## INSTRUCTIONS FOR THE TASK
The expected answer is a copy of every line in the listing that has the word "JSON".

-- -- --

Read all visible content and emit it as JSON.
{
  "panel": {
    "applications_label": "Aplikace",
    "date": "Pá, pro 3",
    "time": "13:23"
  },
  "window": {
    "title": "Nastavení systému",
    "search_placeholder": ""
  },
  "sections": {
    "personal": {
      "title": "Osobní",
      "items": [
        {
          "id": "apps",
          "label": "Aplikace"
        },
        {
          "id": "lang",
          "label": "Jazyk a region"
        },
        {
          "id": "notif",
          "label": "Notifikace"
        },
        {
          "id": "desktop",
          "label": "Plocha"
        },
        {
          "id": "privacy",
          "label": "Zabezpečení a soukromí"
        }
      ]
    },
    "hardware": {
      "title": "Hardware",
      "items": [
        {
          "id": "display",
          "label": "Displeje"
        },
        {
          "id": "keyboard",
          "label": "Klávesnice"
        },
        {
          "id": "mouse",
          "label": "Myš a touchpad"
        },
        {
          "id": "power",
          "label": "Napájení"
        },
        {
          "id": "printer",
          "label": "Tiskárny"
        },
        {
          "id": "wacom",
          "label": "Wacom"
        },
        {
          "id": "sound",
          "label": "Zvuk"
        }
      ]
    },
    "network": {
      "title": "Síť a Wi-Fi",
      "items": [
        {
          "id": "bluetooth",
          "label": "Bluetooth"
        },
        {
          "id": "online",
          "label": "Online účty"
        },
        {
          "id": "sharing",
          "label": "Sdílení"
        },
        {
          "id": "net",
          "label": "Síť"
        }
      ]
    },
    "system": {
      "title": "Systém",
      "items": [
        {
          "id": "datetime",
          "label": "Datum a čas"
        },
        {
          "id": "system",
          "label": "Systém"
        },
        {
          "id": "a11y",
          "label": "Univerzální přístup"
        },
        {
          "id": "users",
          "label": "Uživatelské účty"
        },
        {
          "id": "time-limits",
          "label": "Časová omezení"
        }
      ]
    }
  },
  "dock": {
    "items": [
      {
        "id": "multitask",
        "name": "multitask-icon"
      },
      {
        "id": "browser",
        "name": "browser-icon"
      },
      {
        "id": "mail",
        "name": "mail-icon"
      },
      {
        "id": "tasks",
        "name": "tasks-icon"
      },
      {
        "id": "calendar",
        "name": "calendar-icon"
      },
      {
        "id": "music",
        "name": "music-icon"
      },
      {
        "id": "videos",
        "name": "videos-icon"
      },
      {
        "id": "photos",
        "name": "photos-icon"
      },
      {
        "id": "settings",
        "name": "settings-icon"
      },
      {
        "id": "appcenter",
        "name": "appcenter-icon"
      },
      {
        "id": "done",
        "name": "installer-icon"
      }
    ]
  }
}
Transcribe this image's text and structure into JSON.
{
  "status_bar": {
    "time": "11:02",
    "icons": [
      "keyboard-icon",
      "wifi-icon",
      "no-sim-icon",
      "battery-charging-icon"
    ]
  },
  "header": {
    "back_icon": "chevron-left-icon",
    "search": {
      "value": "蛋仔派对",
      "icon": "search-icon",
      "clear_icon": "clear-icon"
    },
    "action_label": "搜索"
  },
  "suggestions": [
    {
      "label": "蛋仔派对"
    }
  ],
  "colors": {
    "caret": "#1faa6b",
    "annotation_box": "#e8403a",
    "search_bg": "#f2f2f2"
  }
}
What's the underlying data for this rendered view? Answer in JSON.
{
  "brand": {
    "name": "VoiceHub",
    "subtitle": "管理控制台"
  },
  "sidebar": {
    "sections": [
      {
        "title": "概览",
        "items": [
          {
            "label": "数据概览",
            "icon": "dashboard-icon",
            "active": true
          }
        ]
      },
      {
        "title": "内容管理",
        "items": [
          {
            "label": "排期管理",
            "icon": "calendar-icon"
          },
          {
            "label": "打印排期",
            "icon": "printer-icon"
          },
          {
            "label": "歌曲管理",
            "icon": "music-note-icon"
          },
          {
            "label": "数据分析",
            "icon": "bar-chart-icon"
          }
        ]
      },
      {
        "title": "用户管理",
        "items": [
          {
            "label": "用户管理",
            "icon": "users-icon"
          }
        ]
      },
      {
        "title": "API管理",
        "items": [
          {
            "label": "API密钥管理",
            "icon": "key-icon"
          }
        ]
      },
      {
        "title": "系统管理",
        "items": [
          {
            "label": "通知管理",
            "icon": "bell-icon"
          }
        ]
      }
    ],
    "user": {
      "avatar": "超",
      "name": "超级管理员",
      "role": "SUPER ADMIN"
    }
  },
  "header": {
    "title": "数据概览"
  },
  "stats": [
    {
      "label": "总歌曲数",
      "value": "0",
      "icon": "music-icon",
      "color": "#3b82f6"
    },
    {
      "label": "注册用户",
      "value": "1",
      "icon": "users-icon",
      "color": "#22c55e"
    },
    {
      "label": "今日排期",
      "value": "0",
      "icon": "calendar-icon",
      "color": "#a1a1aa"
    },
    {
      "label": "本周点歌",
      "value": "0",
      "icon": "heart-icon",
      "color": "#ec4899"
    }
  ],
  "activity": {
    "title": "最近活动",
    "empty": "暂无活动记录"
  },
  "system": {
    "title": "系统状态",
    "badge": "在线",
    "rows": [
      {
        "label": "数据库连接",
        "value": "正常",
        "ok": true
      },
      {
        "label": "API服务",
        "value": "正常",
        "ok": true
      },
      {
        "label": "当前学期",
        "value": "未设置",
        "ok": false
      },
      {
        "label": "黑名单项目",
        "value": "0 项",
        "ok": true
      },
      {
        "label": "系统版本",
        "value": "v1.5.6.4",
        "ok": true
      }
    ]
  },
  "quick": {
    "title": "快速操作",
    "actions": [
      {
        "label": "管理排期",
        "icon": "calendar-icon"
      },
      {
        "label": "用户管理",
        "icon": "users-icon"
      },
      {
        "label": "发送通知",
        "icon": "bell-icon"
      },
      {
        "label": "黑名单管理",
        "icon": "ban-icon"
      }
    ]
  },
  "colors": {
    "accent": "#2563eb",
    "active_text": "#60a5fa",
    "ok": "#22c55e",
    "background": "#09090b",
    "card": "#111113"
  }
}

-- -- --

## EXERCISE RESPONSE
Read all visible content and emit it as JSON.
Transcribe this image's text and structure into JSON.
What's the underlying data for this rendered view? Answer in JSON.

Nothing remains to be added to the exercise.